Western authorities should not be afraid to use a heavy hand. The only groups capable of challenging the monopoly of power enjoyed by state-capturing officials are the international coalition’s intelligence, law enforcement, and military entities. The incentives for an Afghan prosecutor to look the other way are too significant to overcome in the short term — at the end of each day, he travels home alone. But the means for the international coalition to influence corrupt officials are myriad, and if ISAF gets its bearings, it can target such officials where it will hurt, forcing them to winnow down their corrupt activities. As things stand, the lack of confidence in Afghanistan’s cash-based economy flushes some $75 million to $100 million, by some estimates, out of Kabul International Airport daily. The money leaves in hawaladar (moneylender) suitcases and until recently, would board a flight offered by Pamir Airways, an airline conveniently owned by officials at Kabul Bank (the airline’s flights were recently suspended due to safety concerns). This money goes to Dubai, where it can also be targeted.
Such targeting, if properly coordinated, would not only inject risk into an Afghan official’s corrupt activities, but also provide the strategic leverage and credibility for the inevitable sit-down between a Western representative and the corrupt official. In most cases, officials wouldn’t go to prison, nor would they be removed or rotated from office. But the scope and range of their corrupt activities could be narrowed, perhaps giving Afghans the confidence and tools to hold their officials accountable on their own.
This kind of heavy outside involvement has significant implications for Afghanistan’s national sovereignty, and many in the international community will find such a strategy unpalatable. But given Afghanistan’s evident inability to deal with the problem, there is little choice.

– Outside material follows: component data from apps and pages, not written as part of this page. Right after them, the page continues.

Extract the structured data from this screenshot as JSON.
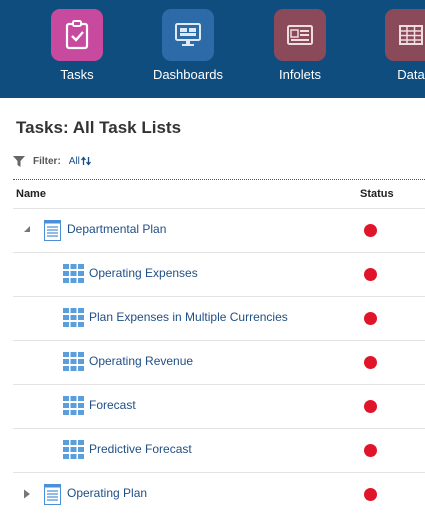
{
  "nav": {
    "items": [
      {
        "label": "Tasks",
        "icon": "task-clipboard-icon",
        "color": "#c74a9e",
        "opacity": 1
      },
      {
        "label": "Dashboards",
        "icon": "dashboard-monitor-icon",
        "color": "#2c6aa8",
        "opacity": 1
      },
      {
        "label": "Infolets",
        "icon": "infolet-card-icon",
        "color": "#8a4a59",
        "opacity": 1
      },
      {
        "label": "Data",
        "icon": "data-grid-icon",
        "color": "#8a4a59",
        "opacity": 1
      }
    ]
  },
  "page": {
    "title": "Tasks: All Task Lists"
  },
  "filter": {
    "label": "Filter:",
    "value": "All"
  },
  "columns": {
    "name": "Name",
    "status": "Status"
  },
  "colors": {
    "status_red": "#e0152a",
    "link": "#1f4f85",
    "topbar": "#0f4d7f"
  },
  "rows": [
    {
      "label": "Departmental Plan",
      "level": 0,
      "type": "task-list",
      "expanded": true,
      "status": "red"
    },
    {
      "label": "Operating Expenses",
      "level": 1,
      "type": "task",
      "status": "red"
    },
    {
      "label": "Plan Expenses in Multiple Currencies",
      "level": 1,
      "type": "task",
      "status": "red"
    },
    {
      "label": "Operating Revenue",
      "level": 1,
      "type": "task",
      "status": "red"
    },
    {
      "label": "Forecast",
      "level": 1,
      "type": "task",
      "status": "red"
    },
    {
      "label": "Predictive Forecast",
      "level": 1,
      "type": "task",
      "status": "red"
    },
    {
      "label": "Operating Plan",
      "level": 0,
      "type": "task-list",
      "expanded": false,
      "status": "red"
    }
  ]
}
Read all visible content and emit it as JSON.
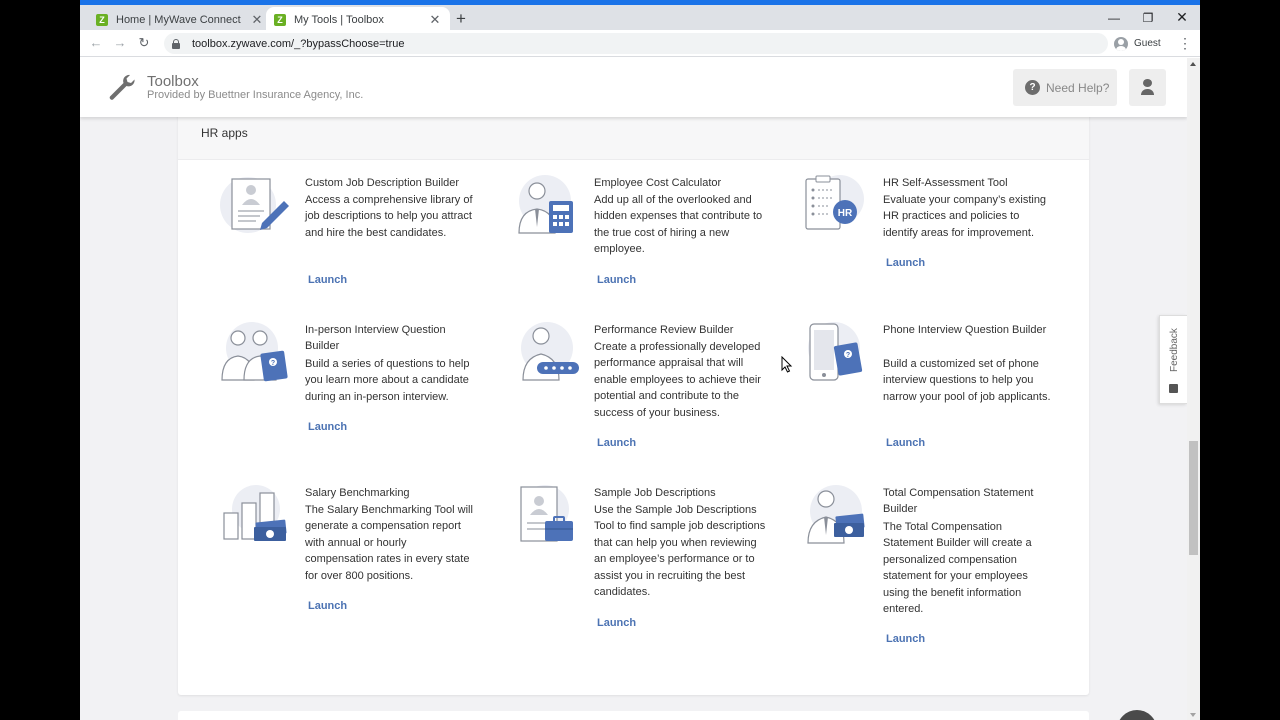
{
  "browser": {
    "tabs": [
      {
        "title": "Home | MyWave Connect",
        "favicon": "Z",
        "active": false
      },
      {
        "title": "My Tools | Toolbox",
        "favicon": "Z",
        "active": true
      }
    ],
    "new_tab_icon": "plus-icon",
    "url": "toolbox.zywave.com/_?bypassChoose=true",
    "profile_label": "Guest",
    "accent_color": "#1a73e8"
  },
  "header": {
    "title": "Toolbox",
    "subtitle": "Provided by Buettner Insurance Agency, Inc.",
    "help_label": "Need Help?",
    "help_icon": "?"
  },
  "section": {
    "title": "HR apps",
    "launch_label": "Launch",
    "apps": [
      {
        "name": "Custom Job Description Builder",
        "description": "Access a comprehensive library of job descriptions to help you attract and hire the best candidates.",
        "icon": "document-pencil-icon"
      },
      {
        "name": "Employee Cost Calculator",
        "description": "Add up all of the overlooked and hidden expenses that contribute to the true cost of hiring a new employee.",
        "icon": "person-calculator-icon"
      },
      {
        "name": "HR Self-Assessment Tool",
        "description": "Evaluate your company’s existing HR practices and policies to identify areas for improvement.",
        "icon": "clipboard-hr-icon",
        "badge": "HR"
      },
      {
        "name": "In-person Interview Question Builder",
        "description": "Build a series of questions to help you learn more about a candidate during an in-person interview.",
        "icon": "two-people-question-icon"
      },
      {
        "name": "Performance Review Builder",
        "description": "Create a professionally developed performance appraisal that will enable employees to achieve their potential and contribute to the success of your business.",
        "icon": "person-rating-icon"
      },
      {
        "name": "Phone Interview Question Builder",
        "description": "Build a customized set of phone interview questions to help you narrow your pool of job applicants.",
        "icon": "phone-question-icon"
      },
      {
        "name": "Salary Benchmarking",
        "description": "The Salary Benchmarking Tool will generate a compensation report with annual or hourly compensation rates in every state for over 800 positions.",
        "icon": "bar-chart-money-icon"
      },
      {
        "name": "Sample Job Descriptions",
        "description": "Use the Sample Job Descriptions Tool to find sample job descriptions that can help you when reviewing an employee’s performance or to assist you in recruiting the best candidates.",
        "icon": "document-briefcase-icon"
      },
      {
        "name": "Total Compensation Statement Builder",
        "description": "The Total Compensation Statement Builder will create a personalized compensation statement for your employees using the benefit information entered.",
        "icon": "person-money-icon"
      }
    ]
  },
  "feedback_label": "Feedback",
  "colors": {
    "link": "#4c73b3",
    "icon_blue": "#4d72b8",
    "favicon_green": "#6ab023"
  }
}
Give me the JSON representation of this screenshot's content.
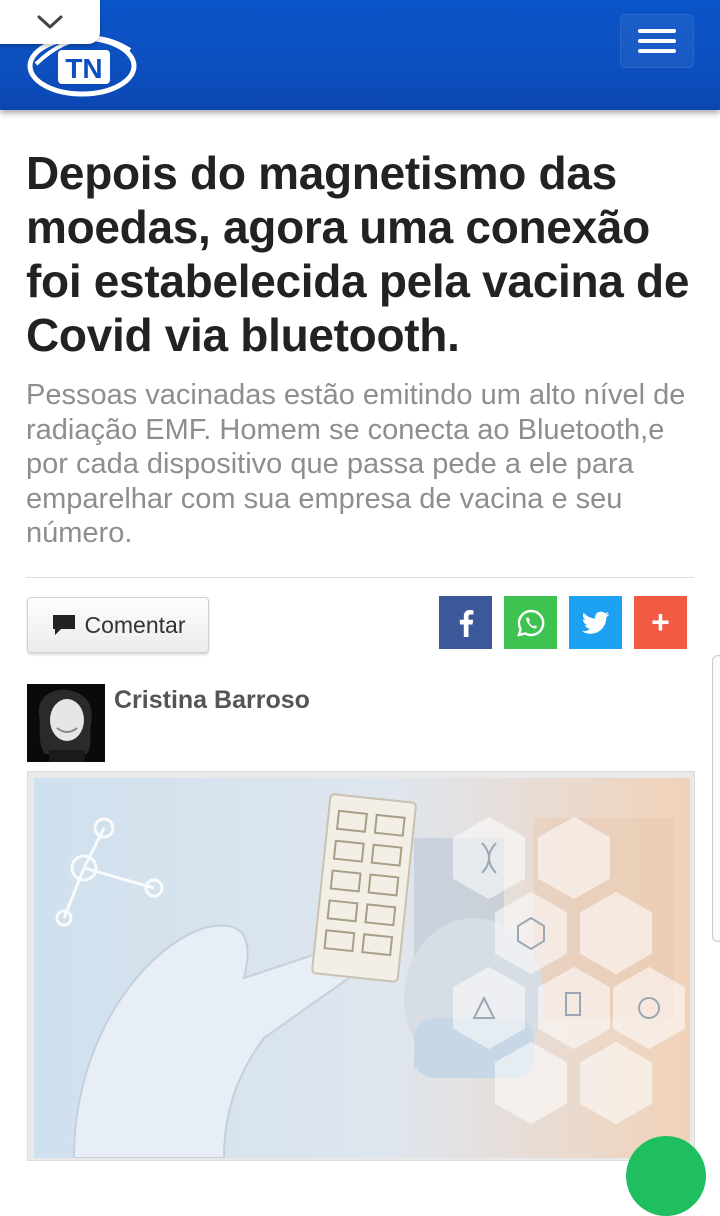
{
  "header": {
    "logo_text": "TN",
    "brand_color": "#0d4fbf",
    "collapse_icon": "chevron-down-icon",
    "menu_icon": "hamburger-menu-icon"
  },
  "article": {
    "title": "Depois do magnetismo das moedas, agora uma conexão foi estabelecida pela vacina de Covid via bluetooth.",
    "subtitle": "Pessoas vacinadas estão emitindo um alto nível de radiação EMF. Homem se conecta ao Bluetooth,e por cada dispositivo que passa pede a ele para emparelhar com sua empresa de vacina e seu número.",
    "comment_label": "Comentar",
    "share": {
      "facebook_icon": "facebook-icon",
      "whatsapp_icon": "whatsapp-icon",
      "twitter_icon": "twitter-icon",
      "more_label": "+"
    },
    "author": {
      "name": "Cristina Barroso"
    }
  }
}
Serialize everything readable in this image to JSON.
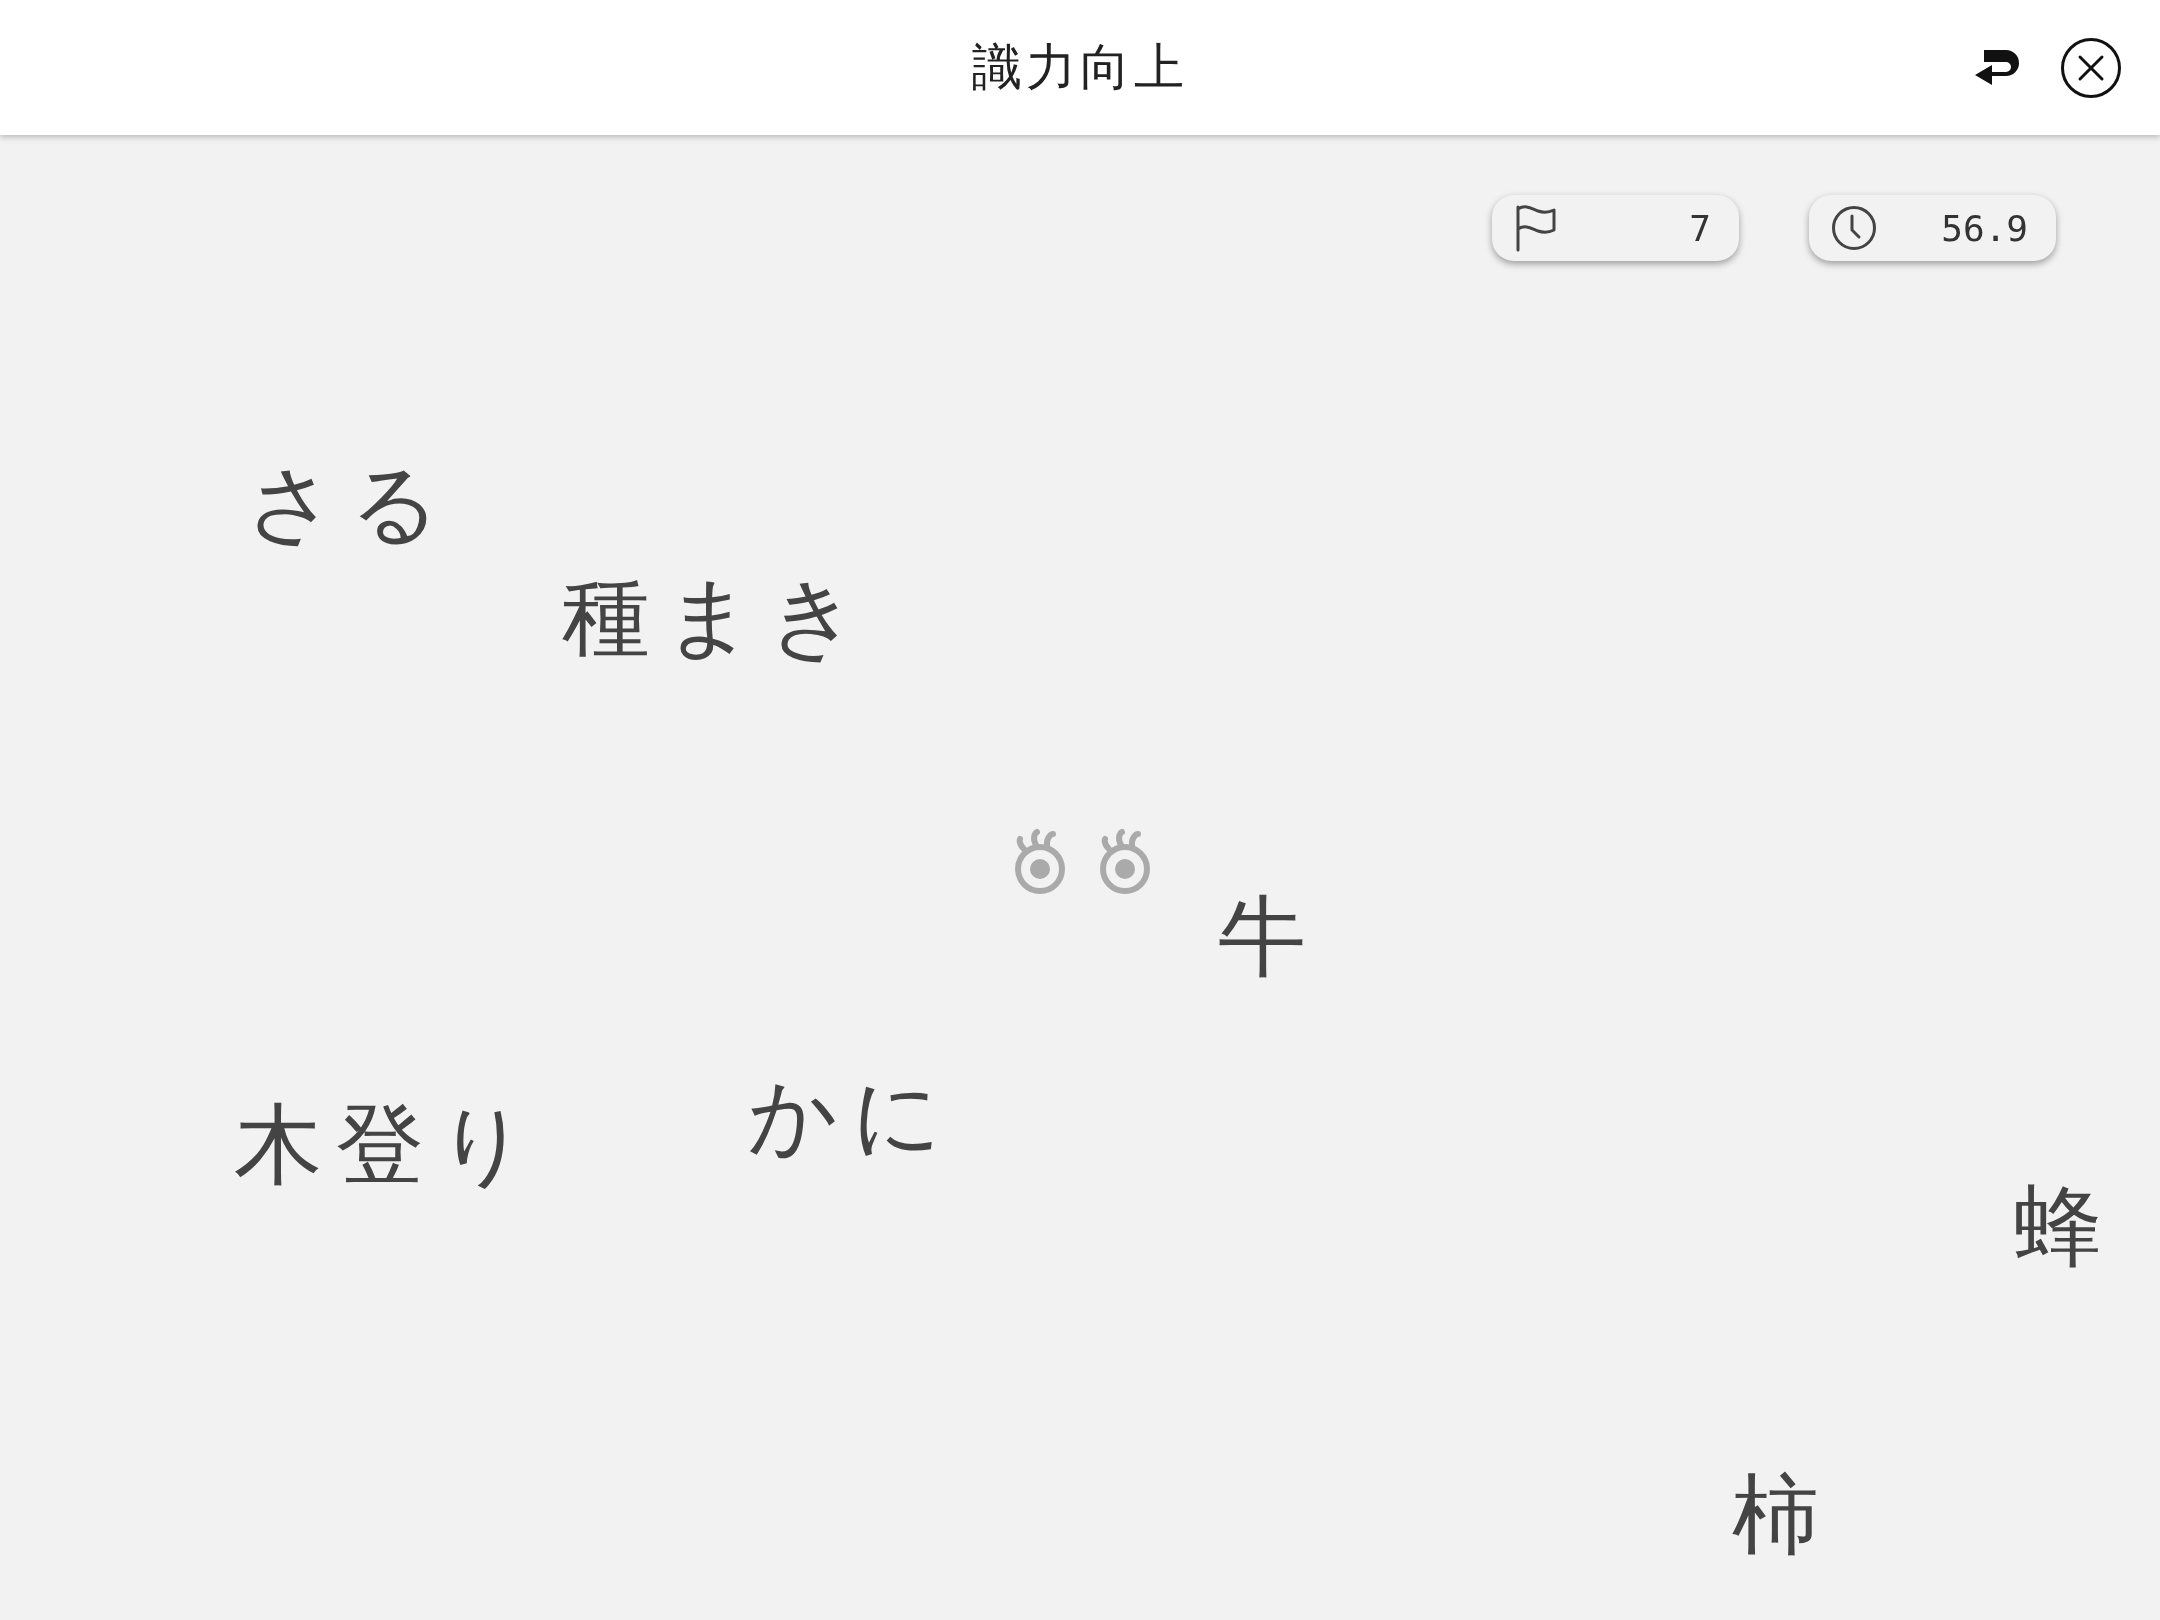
{
  "header": {
    "title": "識力向上"
  },
  "stats": [
    {
      "kind": "flag",
      "value": "7"
    },
    {
      "kind": "timer",
      "value": "56.9"
    }
  ],
  "words": [
    "さる",
    "種まき",
    "牛",
    "かに",
    "木登り",
    "蜂",
    "柿"
  ]
}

The connection between corruption and the insurgency is undeniable, and the high cost of the Afghan war means that ISAF must lead the fight in the near term. Petraeus should give his little anti-corruption shop more power and resources to do so effectively — it is the only means to inject risk into a riskless system.
Under Petraeus’s leadership, Western forces have finally recognized that corruption relates directly to insecurity. It’s time to act accordingly.